At Design Miami, Poswa will show a total of six new large-scale works and 27 maquettes. These include two monumental ceramic sculptures standing at over two metres high, in addition to four new works in the Umthwalo series that are an ode to the resilience of Xhosa women.
The artist's hand-coiled, burnished and smoke-fired pieces are a contemporary take on traditional Nguni ceramics.
Earlier this year, his work with Southern Guild saw him branch out into bronze sculpture and clay furniture that was acquired by the Philadelphia Museum of Art.
With intricate, carved patterns on the smooth, polished surfaces of his vessels, his work has a scaled, insect-like appearance that appears both ancient and futuristic. These patterned incisions that are Fani's trademark become an all-encompassing 'skin' in all five of his works at Design Miami. They include two vessels from his recent collection, iQweqwe, which studies insect exoskeletons.
Through a wheel-thrown practice, Maweni's ceramics are distinguished by their silhouettes, their ridged finish and his use of black clay. Progressing from vessels to ceramic plinths, stools and tables, Maweni's most ambitious form to date is his Imbizo collection of clay furniture. As a part of the Before Yesterday We Could Fly: An Afrofuturist Period Room exhibition, his Imbizo installation is also making its way to the Met.

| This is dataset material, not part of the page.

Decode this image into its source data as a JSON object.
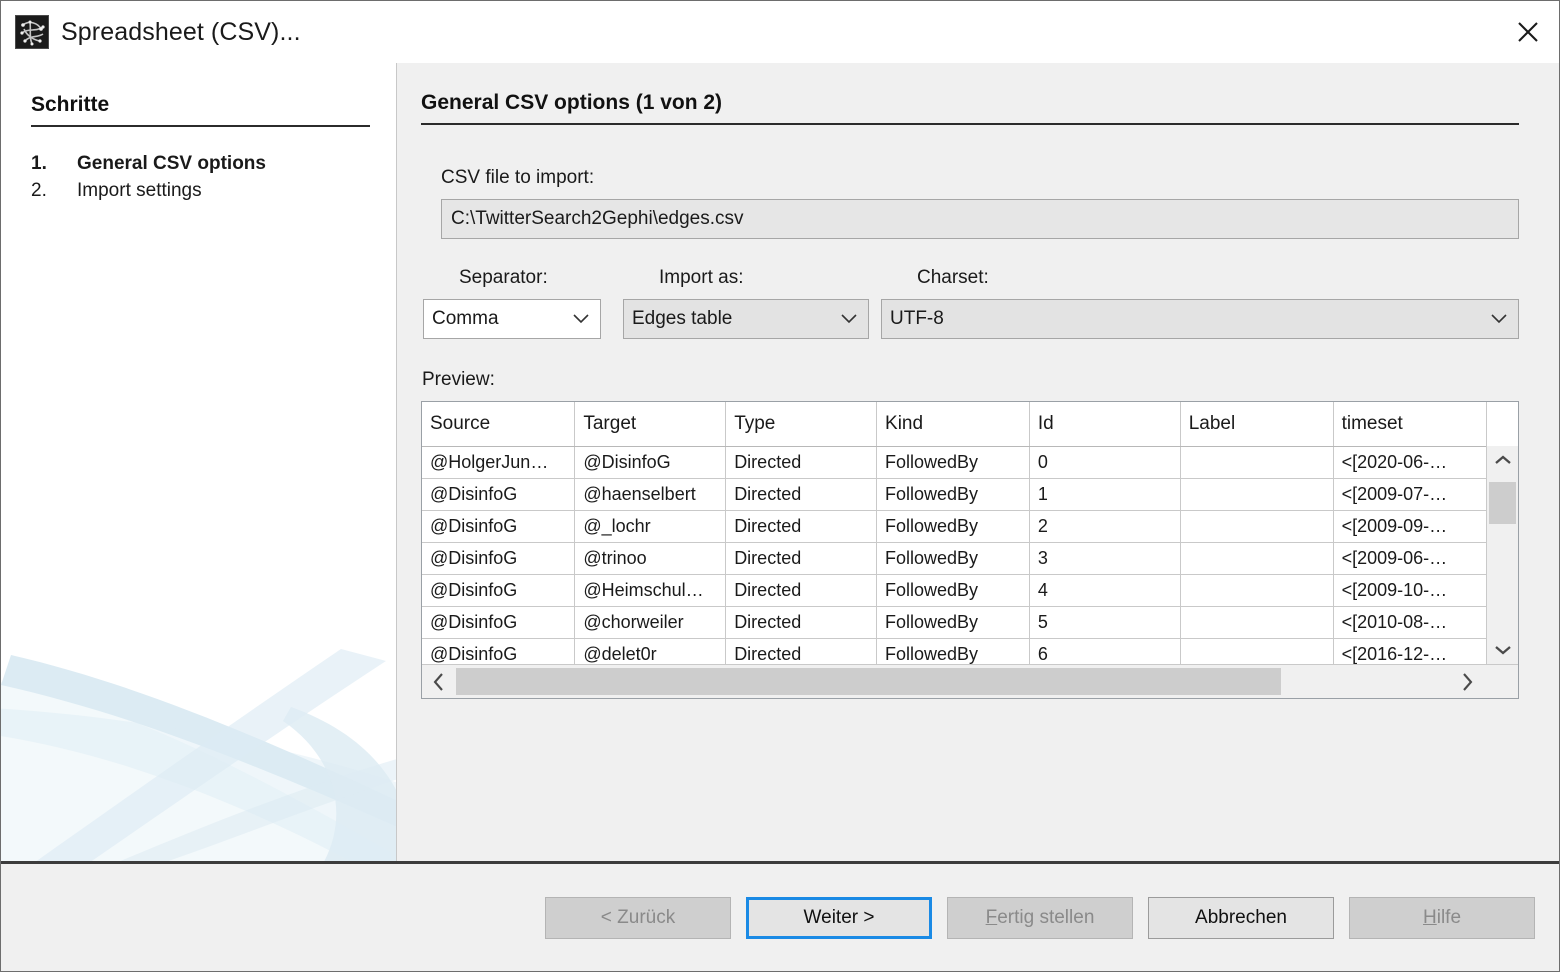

For his Design Miami showcase, Maweni will show six stools, a table with hand-carved timber top, as well as a series of tall, tapered vessels whose smooth surfaces have been burnished with a stone.